The circumstances of the students' release are unclear but authorities say they are being questioned before being reunited with their parents. "You will be going to school now here", a man in the video reportedly said.
Cameroon, an English-speaking central African country, has been marred by a separatist rebellion in recent years, the BBC reports.
One of them shouted, how many times have we asked you not to work here again.
They have decreed a boycott of schools, saying that the French-speaking education system marginalises anglophone students.
Separatists have imposed curfews and closed down schools as part of their protest. The separatists also have set fire to at least 100 schools and driven out students and teachers from buildings taken over as training grounds.
He pleaded with the kidnappers to free the staff still held.

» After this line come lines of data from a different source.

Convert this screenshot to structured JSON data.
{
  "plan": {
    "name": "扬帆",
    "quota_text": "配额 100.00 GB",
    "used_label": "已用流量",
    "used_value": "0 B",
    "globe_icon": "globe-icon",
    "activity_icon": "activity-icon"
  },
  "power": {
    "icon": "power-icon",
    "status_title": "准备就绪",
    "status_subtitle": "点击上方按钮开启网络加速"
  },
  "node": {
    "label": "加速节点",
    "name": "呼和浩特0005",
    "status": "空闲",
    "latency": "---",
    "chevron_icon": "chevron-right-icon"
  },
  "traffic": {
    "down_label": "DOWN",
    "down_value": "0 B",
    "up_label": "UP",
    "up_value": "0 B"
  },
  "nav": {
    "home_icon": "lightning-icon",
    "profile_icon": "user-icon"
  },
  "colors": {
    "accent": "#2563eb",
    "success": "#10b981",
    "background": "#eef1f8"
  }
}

Global actors - especially the African Union, the United Nations, France, the United Kingdom, and the United States - should unanimously condemn violence against civilians and make clear that no political objective justifies tampering with the right to education and abducting sleeping schoolchildren from their beds.